[REQUIRED WORK]
Your output should be the whole listing, identical to the original.

=====

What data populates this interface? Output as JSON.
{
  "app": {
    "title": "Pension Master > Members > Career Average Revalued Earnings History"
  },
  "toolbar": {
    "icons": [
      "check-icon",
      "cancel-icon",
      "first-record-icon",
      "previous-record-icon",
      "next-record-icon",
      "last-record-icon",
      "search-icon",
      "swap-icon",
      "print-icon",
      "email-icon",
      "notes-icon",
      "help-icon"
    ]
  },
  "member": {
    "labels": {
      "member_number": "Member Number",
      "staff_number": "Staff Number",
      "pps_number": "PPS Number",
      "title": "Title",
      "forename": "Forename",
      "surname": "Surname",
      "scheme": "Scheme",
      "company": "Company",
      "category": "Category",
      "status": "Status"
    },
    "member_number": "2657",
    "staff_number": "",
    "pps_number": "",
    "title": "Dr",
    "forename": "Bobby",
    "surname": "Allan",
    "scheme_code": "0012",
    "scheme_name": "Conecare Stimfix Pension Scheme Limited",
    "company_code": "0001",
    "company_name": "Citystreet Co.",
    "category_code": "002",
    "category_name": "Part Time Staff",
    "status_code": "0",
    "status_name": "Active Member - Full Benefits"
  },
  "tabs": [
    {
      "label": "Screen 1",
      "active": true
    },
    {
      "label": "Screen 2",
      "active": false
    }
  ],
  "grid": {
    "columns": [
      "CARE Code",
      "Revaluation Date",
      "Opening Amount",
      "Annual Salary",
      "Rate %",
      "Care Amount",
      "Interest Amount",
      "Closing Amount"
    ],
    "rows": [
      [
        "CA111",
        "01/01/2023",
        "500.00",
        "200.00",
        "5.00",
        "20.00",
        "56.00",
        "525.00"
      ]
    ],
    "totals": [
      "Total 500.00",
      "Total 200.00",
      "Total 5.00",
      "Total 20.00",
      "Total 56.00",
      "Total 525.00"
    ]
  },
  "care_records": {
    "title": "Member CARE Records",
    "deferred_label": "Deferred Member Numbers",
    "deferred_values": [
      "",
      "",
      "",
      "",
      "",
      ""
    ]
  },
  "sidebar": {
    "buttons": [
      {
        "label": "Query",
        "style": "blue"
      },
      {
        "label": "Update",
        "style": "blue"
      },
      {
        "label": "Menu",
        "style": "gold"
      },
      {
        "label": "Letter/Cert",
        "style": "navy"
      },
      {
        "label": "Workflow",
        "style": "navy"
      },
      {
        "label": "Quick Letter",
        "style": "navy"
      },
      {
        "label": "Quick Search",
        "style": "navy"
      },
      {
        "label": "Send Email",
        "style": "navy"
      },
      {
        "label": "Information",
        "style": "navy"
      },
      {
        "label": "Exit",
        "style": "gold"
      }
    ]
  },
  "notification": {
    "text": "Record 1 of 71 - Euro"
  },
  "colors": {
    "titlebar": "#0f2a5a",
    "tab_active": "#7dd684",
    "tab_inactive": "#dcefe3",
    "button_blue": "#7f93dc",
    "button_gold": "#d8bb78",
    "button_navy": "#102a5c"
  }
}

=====

[REPLY TO THE TASK]
What data populates this interface? Output as JSON.
{
  "app": {
    "title": "Pension Master > Members > Career Average Revalued Earnings History"
  },
  "toolbar": {
    "icons": [
      "check-icon",
      "cancel-icon",
      "first-record-icon",
      "previous-record-icon",
      "next-record-icon",
      "last-record-icon",
      "search-icon",
      "swap-icon",
      "print-icon",
      "email-icon",
      "notes-icon",
      "help-icon"
    ]
  },
  "member": {
    "labels": {
      "member_number": "Member Number",
      "staff_number": "Staff Number",
      "pps_number": "PPS Number",
      "title": "Title",
      "forename": "Forename",
      "surname": "Surname",
      "scheme": "Scheme",
      "company": "Company",
      "category": "Category",
      "status": "Status"
    },
    "member_number": "2657",
    "staff_number": "",
    "pps_number": "",
    "title": "Dr",
    "forename": "Bobby",
    "surname": "Allan",
    "scheme_code": "0012",
    "scheme_name": "Conecare Stimfix Pension Scheme Limited",
    "company_code": "0001",
    "company_name": "Citystreet Co.",
    "category_code": "002",
    "category_name": "Part Time Staff",
    "status_code": "0",
    "status_name": "Active Member - Full Benefits"
  },
  "tabs": [
    {
      "label": "Screen 1",
      "active": true
    },
    {
      "label": "Screen 2",
      "active": false
    }
  ],
  "grid": {
    "columns": [
      "CARE Code",
      "Revaluation Date",
      "Opening Amount",
      "Annual Salary",
      "Rate %",
      "Care Amount",
      "Interest Amount",
      "Closing Amount"
    ],
    "rows": [
      [
        "CA111",
        "01/01/2023",
        "500.00",
        "200.00",
        "5.00",
        "20.00",
        "56.00",
        "525.00"
      ]
    ],
    "totals": [
      "Total 500.00",
      "Total 200.00",
      "Total 5.00",
      "Total 20.00",
      "Total 56.00",
      "Total 525.00"
    ]
  },
  "care_records": {
    "title": "Member CARE Records",
    "deferred_label": "Deferred Member Numbers",
    "deferred_values": [
      "",
      "",
      "",
      "",
      "",
      ""
    ]
  },
  "sidebar": {
    "buttons": [
      {
        "label": "Query",
        "style": "blue"
      },
      {
        "label": "Update",
        "style": "blue"
      },
      {
        "label": "Menu",
        "style": "gold"
      },
      {
        "label": "Letter/Cert",
        "style": "navy"
      },
      {
        "label": "Workflow",
        "style": "navy"
      },
      {
        "label": "Quick Letter",
        "style": "navy"
      },
      {
        "label": "Quick Search",
        "style": "navy"
      },
      {
        "label": "Send Email",
        "style": "navy"
      },
      {
        "label": "Information",
        "style": "navy"
      },
      {
        "label": "Exit",
        "style": "gold"
      }
    ]
  },
  "notification": {
    "text": "Record 1 of 71 - Euro"
  },
  "colors": {
    "titlebar": "#0f2a5a",
    "tab_active": "#7dd684",
    "tab_inactive": "#dcefe3",
    "button_blue": "#7f93dc",
    "button_gold": "#d8bb78",
    "button_navy": "#102a5c"
  }
}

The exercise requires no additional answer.